The technology, normothermic machine perfusion(NMP), was developed by OrganOx and is a totally new approach to preserving a deceased donor liver prior to transplantation. Instead of storing the donor liver on ice, NMP maintains the liver at physiological temperature and provides the organ with oxygenated blood and nutrients. This enables quality assessment of the organ by functional testing prior to transplant

This first transplant in India took place on 9th April 2018, at the Aster CMI Hospital in Bengaluru. In attendance were the hospital’s lead transplant surgeon Dr. Sonal Asthana accompanied by Professor Darius Mirza and Professor Arvinder Soin who were present in their capacity as OrganOx consultant advisors.

The 56-year-old male patient has made a very good recovery and has been discharged from the Aster CMI Hospital.

This development comes shortly after results from the world’s first randomized clinical trial of NMP with the OrganOx metra® were published on-line by the science journal Nature on 18th April 2018.

The results show livers preserved using the metra device had improved outcomes and increased utilisation compared to ice stored organs.

To read the Nature study visit or to read the article visit


Breakthrough technology points to a new era for liver transplantation

OrganOx is delighted to announce the publication of a multinational clinical trial  ('A randomized trial of normothermic preservation in liver transplantation') in Nature, the international journal of science.

In the first randomized study of its kind, transplanted livers were shown to function better if they had been preserved using the OrganOx metra device.

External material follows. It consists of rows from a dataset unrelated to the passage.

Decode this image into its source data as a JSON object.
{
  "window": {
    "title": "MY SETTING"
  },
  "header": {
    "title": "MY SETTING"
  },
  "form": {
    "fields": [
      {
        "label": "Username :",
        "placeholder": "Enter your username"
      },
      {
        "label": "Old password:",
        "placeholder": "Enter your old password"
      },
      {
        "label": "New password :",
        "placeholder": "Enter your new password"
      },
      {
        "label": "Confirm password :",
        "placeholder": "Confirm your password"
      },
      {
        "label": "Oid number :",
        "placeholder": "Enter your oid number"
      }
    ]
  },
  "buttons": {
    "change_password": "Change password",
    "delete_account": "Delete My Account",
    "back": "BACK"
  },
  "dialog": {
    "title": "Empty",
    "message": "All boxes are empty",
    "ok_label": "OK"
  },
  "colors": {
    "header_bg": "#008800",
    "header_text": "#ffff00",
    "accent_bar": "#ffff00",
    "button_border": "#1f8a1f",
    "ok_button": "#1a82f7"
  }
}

This benefit was most pronounced in the most ‘marginal’ donor livers.   Preservation using the metra device was also associated with increased use of available donor organs.

Funded by the European Commission, 220 livers were transplanted in this randomized controlled study across seven European transplant centres. Conventional organ preservation, in an ice box, (static cold storage (SCS)) was compared with storage using the metra device.

Whereas the traditional method of organ preservation requires cooling and storage in an ice box, normothermic machine perfusion with the OrganOx metra device maintains the liver at normal body temperature prior to transplantation and actively delivers oxygenated blood, medications and nutrients. This greatly reduces the tissue injury associated with transplantation and enables quality assessment by functional testing of the organ.

“We are in the business of saving lives by saving donor organs” said Craig Marshall, CEO of OrganOx Ltd. “By changing the way the donor livers are preserved and evaluated before they are transplanted, we expect to see more donor livers being transplanted. Our company is at the forefront of this exciting new technology, and we are also researching other applications for our platform to help address liver disease – which is predicted to become the largest cause of premature deaths by 2020.”    

To read the study visit or to read the article visit